There appears to be no comparable pressure now, Professor Vladeck said. “This is a court that is not shy, that is not afraid of its shadow and is not remotely worried about doing anything to provoke Congress,” he said.
The court has lately been creative in using unusual procedures to generate fast results.
In recent years, for instance, it has done some of its most important work on what critics call its shadow docket, in which the court decides emergency applications on a very quick schedule without full briefing and oral argument, often in a terse ruling issued late at night.
Probably in response to criticism of that practice, the court has this term started to hear arguments in important cases that had arrived at the court as emergency applications, including ones on the death penalty, the Texas abortion law and two Biden administration programs requiring or encouraging vaccination against the coronavirus.

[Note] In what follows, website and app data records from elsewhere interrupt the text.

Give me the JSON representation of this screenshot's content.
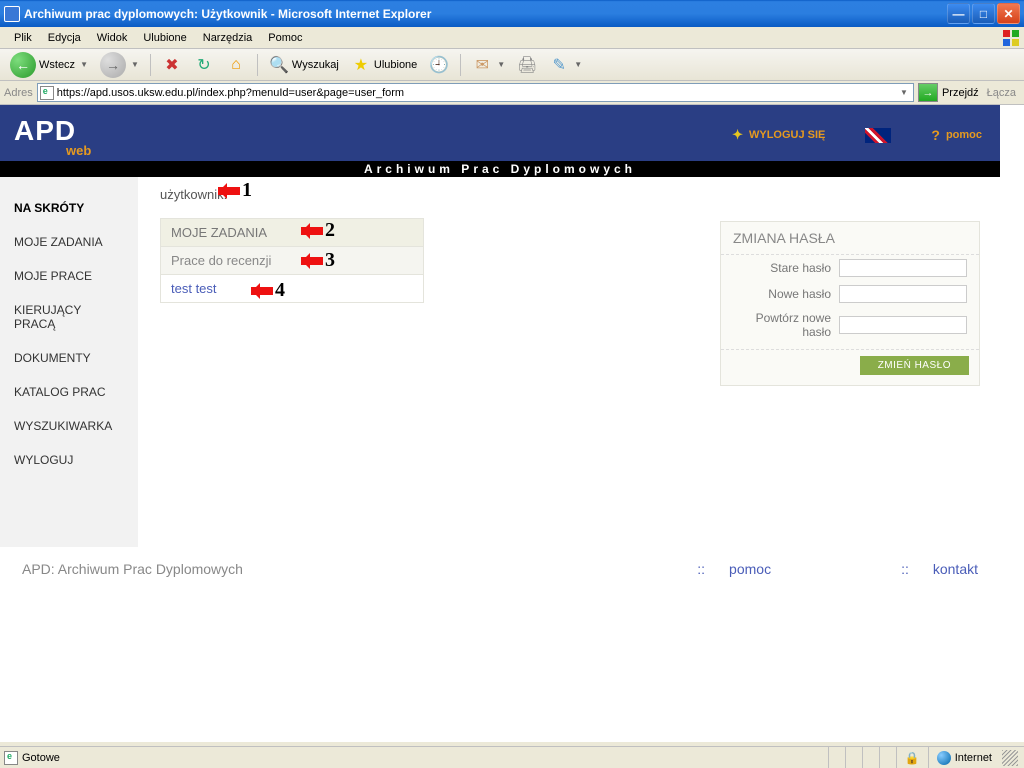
{
  "window": {
    "title": "Archiwum prac dyplomowych: Użytkownik - Microsoft Internet Explorer"
  },
  "menu": {
    "items": [
      "Plik",
      "Edycja",
      "Widok",
      "Ulubione",
      "Narzędzia",
      "Pomoc"
    ]
  },
  "toolbar": {
    "back": "Wstecz",
    "search": "Wyszukaj",
    "favorites": "Ulubione"
  },
  "address": {
    "label": "Adres",
    "url": "https://apd.usos.uksw.edu.pl/index.php?menuId=user&page=user_form",
    "go": "Przejdź",
    "links": "Łącza"
  },
  "header": {
    "logo_main": "APD",
    "logo_sub": "web",
    "logout": "WYLOGUJ SIĘ",
    "help": "pomoc",
    "black_title": "Archiwum Prac Dyplomowych"
  },
  "sidebar": {
    "items": [
      {
        "label": "NA SKRÓTY",
        "head": true
      },
      {
        "label": "MOJE ZADANIA"
      },
      {
        "label": "MOJE PRACE"
      },
      {
        "label": "KIERUJĄCY PRACĄ"
      },
      {
        "label": "DOKUMENTY"
      },
      {
        "label": "KATALOG PRAC"
      },
      {
        "label": "WYSZUKIWARKA"
      },
      {
        "label": "WYLOGUJ"
      }
    ]
  },
  "content": {
    "user_label": "użytkownik:",
    "task_head": "MOJE ZADANIA",
    "task_sub": "Prace do recenzji",
    "task_item": "test test"
  },
  "annotations": {
    "a1": "1",
    "a2": "2",
    "a3": "3",
    "a4": "4"
  },
  "password_panel": {
    "title": "ZMIANA HASŁA",
    "old": "Stare hasło",
    "new": "Nowe hasło",
    "repeat": "Powtórz nowe hasło",
    "button": "ZMIEŃ HASŁO"
  },
  "footer": {
    "left": "APD: Archiwum Prac Dyplomowych",
    "help": "pomoc",
    "contact": "kontakt",
    "sep": "::"
  },
  "status": {
    "done": "Gotowe",
    "zone": "Internet"
  }
}
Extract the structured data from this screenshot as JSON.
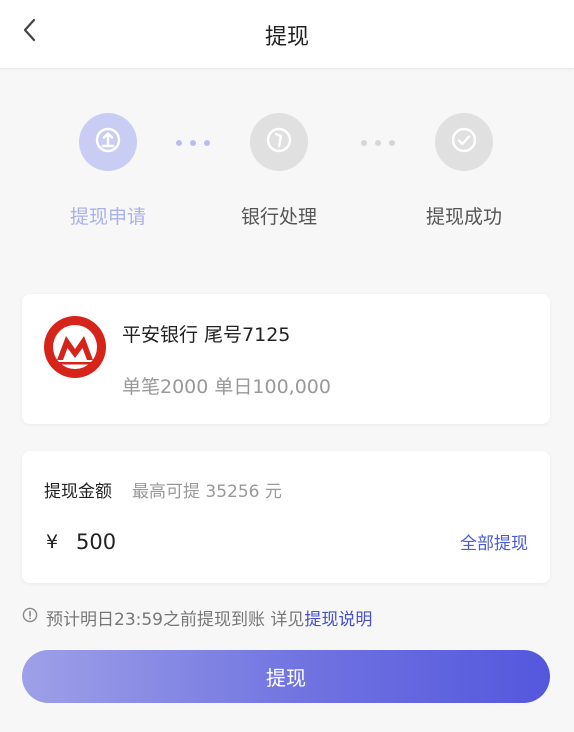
{
  "header": {
    "title": "提现"
  },
  "steps": [
    {
      "label": "提现申请",
      "icon": "upload-icon",
      "state": "active"
    },
    {
      "label": "银行处理",
      "icon": "clock-icon",
      "state": "inactive"
    },
    {
      "label": "提现成功",
      "icon": "check-icon",
      "state": "inactive"
    }
  ],
  "bank": {
    "name": "平安银行 尾号7125",
    "limit": "单笔2000 单日100,000",
    "logo_icon": "bank-logo-icon"
  },
  "amount": {
    "label": "提现金额",
    "max_text": "最高可提 35256 元",
    "currency": "¥",
    "value": "500",
    "withdraw_all_label": "全部提现"
  },
  "tip": {
    "text": "预计明日23:59之前提现到账 详见",
    "link": "提现说明"
  },
  "submit_label": "提现",
  "colors": {
    "accent": "#4a5bd8",
    "step_active": "#c9cdf3",
    "step_inactive": "#e0e0e0",
    "bank_red": "#d7241b"
  }
}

The court has also begun to use another procedural device to allow it to rule quickly, agreeing to hear cases before appeals courts have even issued decisions.
The procedure, “certiorari before judgment,” used to be exceedingly rare, seemingly reserved for national crises like President Richard M. Nixon’s refusal to turn over tape recordings to a special prosecutor or President Harry S. Truman’s seizure of the steel industry.
Until early 2019, the court had not used the procedure in 14 years. Since then, Professor Vladeck found, it has used it 14 times.
“This is a court that is not afraid of dusting off obscure procedures and disfavored paths to review,” he said, if that allows it to reach decisions more quickly.
“It all ends up in the same place,” he said, “which is increasing the power of the court.”